Photo by Kyle West
Students entering university are faced with many new things: new classes, new friends and sometimes even new living arrangements. But students living in on-campus residences should not have to worry about their safety.
To help students transition into living away from home, and to enforce the rules of residence life, McMaster University community advisors live with first-year students in their residences. Their purpose is to “develop and maintain an environment that is conducive to learning and personal growth.”
To be a CA, one must fulfill many qualifications including maintaining a minimum sessional average of 6.0, being a full-time McMaster University student, demonstrating responsibility and leadership abilities and have a working knowledge or building community within students.
But for all the listed requirements, CAs are not required to complete any sort of police background check, including a very important vulnerable sector check.
VS checks are a collection of offence information that is restricted to applicants seeking employment or volunteering in a position of authority or trust over vulnerable persons in Canada. They can be obtained easily from the police service in your residing jurisdiction.
The lack of VS checks for CAs is problematic for many reasons. For one, many incoming students are under 18-years-old. In these cases, it is evident that these students are considered vulnerable persons and subsequently require additional protection from those in positions of authority and trust like CAs.
But even for incoming students who are legally adults, their role as a first-year student inherently places them in a lower position of power relative to their CAs. This power dynamic can be harmful if the CAs have a history of offensive behaviour.

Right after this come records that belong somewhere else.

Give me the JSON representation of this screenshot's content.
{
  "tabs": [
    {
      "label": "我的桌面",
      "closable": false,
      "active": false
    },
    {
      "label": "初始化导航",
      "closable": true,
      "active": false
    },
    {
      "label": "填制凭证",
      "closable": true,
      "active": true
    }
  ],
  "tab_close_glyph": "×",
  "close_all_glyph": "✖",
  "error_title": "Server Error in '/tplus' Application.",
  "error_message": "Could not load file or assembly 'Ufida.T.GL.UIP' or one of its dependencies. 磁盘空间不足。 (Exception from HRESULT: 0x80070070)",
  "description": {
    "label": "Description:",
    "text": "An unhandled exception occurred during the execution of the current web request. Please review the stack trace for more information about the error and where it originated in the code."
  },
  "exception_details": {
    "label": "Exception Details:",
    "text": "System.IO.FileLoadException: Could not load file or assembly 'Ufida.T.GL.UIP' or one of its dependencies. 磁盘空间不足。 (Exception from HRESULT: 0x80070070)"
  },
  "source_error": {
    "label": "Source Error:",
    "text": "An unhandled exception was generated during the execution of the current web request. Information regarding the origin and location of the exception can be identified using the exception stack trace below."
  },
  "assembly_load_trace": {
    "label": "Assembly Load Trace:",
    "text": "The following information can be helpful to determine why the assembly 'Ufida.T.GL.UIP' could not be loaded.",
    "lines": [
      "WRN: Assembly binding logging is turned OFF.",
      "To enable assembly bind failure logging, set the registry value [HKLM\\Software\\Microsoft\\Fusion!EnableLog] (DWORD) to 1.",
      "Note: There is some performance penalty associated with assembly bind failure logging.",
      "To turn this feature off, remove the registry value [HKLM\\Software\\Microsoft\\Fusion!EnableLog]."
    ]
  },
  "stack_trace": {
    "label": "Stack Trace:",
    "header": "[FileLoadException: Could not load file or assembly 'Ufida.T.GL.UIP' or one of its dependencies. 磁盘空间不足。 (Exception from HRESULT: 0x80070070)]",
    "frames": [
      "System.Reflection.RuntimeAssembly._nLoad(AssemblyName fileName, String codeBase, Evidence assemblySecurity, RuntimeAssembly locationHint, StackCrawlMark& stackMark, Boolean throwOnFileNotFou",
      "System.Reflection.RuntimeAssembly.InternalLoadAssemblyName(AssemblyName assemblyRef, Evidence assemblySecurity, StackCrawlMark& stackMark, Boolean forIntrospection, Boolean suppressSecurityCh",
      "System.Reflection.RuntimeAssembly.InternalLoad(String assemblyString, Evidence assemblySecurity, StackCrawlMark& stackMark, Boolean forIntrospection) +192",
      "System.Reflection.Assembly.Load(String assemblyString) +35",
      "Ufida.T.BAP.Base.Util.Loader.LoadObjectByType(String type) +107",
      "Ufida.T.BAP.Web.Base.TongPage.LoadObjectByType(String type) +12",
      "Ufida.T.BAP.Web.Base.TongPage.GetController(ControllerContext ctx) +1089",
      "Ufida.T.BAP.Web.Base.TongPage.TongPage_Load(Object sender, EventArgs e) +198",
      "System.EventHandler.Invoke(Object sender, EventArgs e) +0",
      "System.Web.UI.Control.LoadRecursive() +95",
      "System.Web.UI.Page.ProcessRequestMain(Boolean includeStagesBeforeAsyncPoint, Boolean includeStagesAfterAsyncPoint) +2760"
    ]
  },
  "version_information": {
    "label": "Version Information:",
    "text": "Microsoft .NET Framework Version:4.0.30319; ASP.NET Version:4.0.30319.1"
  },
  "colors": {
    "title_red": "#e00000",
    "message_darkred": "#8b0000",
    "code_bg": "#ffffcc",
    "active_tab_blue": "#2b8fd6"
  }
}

CAs have a lot of influence over the first-year students under their supervision. CAs are oftentimes students’ first interaction with upper-year students and are meant to be the go-to person for questions about campus and residence life. To not conduct a proper background check on them is negligent of the university in ensuring that students are protected.
The lack of VS checks is not an exclusive issue of CAs. In addition to CAs, residence-affiliated positions such as the residence orientation representative are not required to complete VS checks.
In fact, part-time managers, the board of directors and other McMaster Students Union positions do not require the completion of a VS check.
Considering that almost all of these roles involve interaction with and power over a vulnerable population of students, it makes no sense why these roles do not require VS checks. If anything, the lack of VS checks puts students in avoidable danger.
In addition to VS checks, McMaster University should do a more thorough job of ensuring that individuals hired for their positions are positive reflections of the university. This includes ensuring that these individuals have not been reported to university administration or asked to withdraw from their positions previously.
The lack of sufficient and necessary screening of individuals in positions of power within the university is alarming. For McMaster University to truly commit to ensuring student safety, they must create better hiring policies that begin with implementation of VS checks.